In my latest piece on the Huffington Post, I talk about the early voting saga in Ohio with Ohioans themselves.
The battle over early voting in Ohio might, finally, be over. The crusader for limiting voters’ access to the polls, Secretary of State Jon Husted, took a fatal blow from the United States Supreme Court on Tuesday. They declined to hear his appeal of the decision of lower courts that favored keeping the polls open the weekend before the November 6 election. The unelected justices-for-life did democracy a favor. Read the rest here!
A roundup of news and analyses from and about Ohio – 10 September 2012
Over the last two weeks politicians and analysts alike have sought to give and take credit for Ohio’s economic recovery. My favorite piece is “Did Barack Obama Save Ohio?” by Matt Bai for the New York Times Magazine on 5 September 2012. You can listen to the discussion here, read more about Ohio’s centrality in the campaigns here, and see how the parties’ are sparring here. I have my own take on the centrality and reality about Ohio in the elections, “Are You Listening Ohio? It’s Me, Washington.”
“State of Working Ohio 2012,” a report released by Policy Matters Ohio on 2 September 2012. This report spurred a lot of discussion and offers critical insights (and reality checks for the overly-optimistic) on the nature of Ohio’s recovery.
“Federal judge orders Ohio to allow early voting on 3 days before Election Day,” by Jim Provance for the Toledo Blade on 31 August 2012. A blow to Secretary of State Jon Husted’s in the battle over voting rights in Ohio. But, this isn’t over yet: Husted is appealing the decision.
“USDA Declares Most of Ohio a Disaster Area,” WOUB/npr/PBS on 5 September 2012. After a long period of drought, federal assistance will help Ohio’s farmers. Here’s a breakdown of the corn production which is so vital to the state’s economy.
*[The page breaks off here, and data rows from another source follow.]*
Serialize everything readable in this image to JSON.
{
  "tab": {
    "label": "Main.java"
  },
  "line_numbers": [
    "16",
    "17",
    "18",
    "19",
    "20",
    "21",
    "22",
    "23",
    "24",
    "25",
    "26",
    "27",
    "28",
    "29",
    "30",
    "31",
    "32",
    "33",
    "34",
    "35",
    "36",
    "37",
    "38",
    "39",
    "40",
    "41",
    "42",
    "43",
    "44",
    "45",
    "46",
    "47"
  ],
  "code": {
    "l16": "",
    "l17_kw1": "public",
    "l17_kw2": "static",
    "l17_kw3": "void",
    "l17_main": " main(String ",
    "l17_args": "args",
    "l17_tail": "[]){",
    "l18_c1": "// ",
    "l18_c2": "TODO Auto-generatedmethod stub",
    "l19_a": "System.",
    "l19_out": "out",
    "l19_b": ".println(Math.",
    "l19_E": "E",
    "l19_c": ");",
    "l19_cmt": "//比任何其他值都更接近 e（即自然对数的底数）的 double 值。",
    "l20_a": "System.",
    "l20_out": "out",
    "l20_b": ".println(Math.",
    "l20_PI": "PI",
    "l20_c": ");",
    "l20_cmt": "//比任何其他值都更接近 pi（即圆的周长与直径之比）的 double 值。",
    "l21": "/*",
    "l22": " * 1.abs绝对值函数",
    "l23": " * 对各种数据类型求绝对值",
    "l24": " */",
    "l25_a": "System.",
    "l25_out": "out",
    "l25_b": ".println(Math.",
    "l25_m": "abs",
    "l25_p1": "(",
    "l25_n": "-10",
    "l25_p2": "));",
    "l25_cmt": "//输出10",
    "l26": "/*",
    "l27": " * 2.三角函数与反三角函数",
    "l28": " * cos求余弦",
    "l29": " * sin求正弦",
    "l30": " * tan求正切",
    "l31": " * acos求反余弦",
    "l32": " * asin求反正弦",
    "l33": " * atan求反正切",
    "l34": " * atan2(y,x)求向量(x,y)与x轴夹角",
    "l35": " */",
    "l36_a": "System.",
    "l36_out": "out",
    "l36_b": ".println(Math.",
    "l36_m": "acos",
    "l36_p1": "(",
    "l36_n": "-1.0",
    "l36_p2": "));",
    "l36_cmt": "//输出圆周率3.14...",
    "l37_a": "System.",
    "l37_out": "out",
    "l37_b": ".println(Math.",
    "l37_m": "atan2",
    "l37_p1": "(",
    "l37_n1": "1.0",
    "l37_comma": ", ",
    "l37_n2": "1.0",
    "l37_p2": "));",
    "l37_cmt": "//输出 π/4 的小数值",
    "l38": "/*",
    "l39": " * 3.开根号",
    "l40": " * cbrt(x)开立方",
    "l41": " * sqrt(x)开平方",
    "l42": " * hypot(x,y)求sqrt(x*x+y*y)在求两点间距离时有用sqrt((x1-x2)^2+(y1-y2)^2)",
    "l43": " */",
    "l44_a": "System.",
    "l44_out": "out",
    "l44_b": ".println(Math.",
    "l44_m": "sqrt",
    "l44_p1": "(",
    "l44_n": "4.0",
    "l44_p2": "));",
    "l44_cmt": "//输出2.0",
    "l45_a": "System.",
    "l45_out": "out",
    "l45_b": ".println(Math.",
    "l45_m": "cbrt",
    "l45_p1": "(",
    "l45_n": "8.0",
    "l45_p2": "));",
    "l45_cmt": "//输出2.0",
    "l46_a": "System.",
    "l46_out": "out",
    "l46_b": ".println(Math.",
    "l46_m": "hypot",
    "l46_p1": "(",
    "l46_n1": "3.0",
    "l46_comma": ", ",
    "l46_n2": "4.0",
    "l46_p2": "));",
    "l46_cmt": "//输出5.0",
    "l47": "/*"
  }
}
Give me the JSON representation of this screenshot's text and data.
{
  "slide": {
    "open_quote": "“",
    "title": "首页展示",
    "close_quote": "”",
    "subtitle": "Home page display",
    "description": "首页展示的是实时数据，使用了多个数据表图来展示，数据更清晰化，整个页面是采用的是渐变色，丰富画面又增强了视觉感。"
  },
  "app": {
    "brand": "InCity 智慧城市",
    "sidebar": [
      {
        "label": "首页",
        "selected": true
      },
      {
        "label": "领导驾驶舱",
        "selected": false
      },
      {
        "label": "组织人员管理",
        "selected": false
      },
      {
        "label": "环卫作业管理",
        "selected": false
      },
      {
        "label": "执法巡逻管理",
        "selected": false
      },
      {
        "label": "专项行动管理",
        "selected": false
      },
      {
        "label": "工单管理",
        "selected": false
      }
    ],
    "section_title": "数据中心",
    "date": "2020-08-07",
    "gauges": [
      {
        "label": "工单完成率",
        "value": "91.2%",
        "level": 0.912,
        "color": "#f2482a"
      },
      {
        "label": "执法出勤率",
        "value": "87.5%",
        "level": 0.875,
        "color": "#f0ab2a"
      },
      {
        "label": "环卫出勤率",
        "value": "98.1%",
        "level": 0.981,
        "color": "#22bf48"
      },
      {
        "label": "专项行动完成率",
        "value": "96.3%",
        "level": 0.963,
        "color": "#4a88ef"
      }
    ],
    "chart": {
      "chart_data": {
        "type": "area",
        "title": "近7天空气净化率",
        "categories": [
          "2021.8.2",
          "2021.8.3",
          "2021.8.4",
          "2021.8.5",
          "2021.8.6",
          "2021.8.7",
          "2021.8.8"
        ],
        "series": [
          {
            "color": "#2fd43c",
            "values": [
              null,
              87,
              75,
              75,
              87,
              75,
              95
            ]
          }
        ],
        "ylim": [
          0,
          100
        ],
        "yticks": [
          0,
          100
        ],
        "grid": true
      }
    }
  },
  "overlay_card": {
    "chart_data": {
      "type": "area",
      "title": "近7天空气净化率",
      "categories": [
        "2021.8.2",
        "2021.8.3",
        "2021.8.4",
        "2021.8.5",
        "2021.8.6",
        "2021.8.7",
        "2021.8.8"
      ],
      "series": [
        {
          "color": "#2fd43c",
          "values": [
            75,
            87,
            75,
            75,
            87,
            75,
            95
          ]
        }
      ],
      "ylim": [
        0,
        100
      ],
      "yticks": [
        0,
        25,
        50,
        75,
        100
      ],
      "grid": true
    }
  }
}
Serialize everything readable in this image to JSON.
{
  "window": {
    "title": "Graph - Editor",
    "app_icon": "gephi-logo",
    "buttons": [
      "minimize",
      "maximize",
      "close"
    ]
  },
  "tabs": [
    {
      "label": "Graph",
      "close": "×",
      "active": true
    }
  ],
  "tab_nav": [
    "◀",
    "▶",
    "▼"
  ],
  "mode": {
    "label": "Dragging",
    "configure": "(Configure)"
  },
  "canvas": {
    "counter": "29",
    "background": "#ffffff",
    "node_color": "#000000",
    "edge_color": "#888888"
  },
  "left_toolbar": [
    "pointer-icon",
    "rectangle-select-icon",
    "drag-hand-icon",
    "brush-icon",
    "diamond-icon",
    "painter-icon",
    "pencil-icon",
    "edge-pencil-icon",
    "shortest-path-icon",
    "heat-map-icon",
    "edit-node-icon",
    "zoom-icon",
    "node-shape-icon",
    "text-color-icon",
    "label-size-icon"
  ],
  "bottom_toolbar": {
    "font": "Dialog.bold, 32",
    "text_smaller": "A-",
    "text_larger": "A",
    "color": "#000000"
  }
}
“School cuts cost Ohio a lot now, more later,” by David Kushma for the Toledo Blade on 9 September 2012. The Center for Budget and Policy Priorities sees the state’s policy of cutting $1.8 billion from public schools as making it less likely that “Ohio will have the workforce it will need to succeed in the future.
“Unglamorous but effective ways to create more jobs,” Bloomberg, 2 September 2012. As it turns out, public and private collaboration in Ohio is one of the best examples of collaboration for the nation to follow. In other words, neither Romney nor Kasich nor even Obama and his bailout are going to do it alone.
“Steel Shipments Reviving Ohio River Valley,” by Keith Schneider in the New York Times on 5 September 2012. Change and continuity in the rust belt.
It’s not that national party conventions are entirely irrelevant. Amidst all the pomp and circumstance are significant theatrical displays that reveal forged alliances, potential cabinet picks, and stymied aspirations. But because the party’s nominee is already a given before convening, and no longer decided by debating delegates at the time of the gathering, national party conventions have lost most of their technical and practical usefulness. Other norms, like lobbying on the physical lobby floor of the Capitol Building, have also become rather obsolete in our matured political system. We may have thought that contending for fair voting rights across class and racial lines was also among the remnants of politics past. But on the same day that Mitt Romney was soliciting Americans for their votes, a federal district court had to strike down a Texas law that would impose “strict, unforgiving burdens on the poor” and minority voters. That was just the latest development in a nationwide battle over voting rights. *Read the rest of this article here.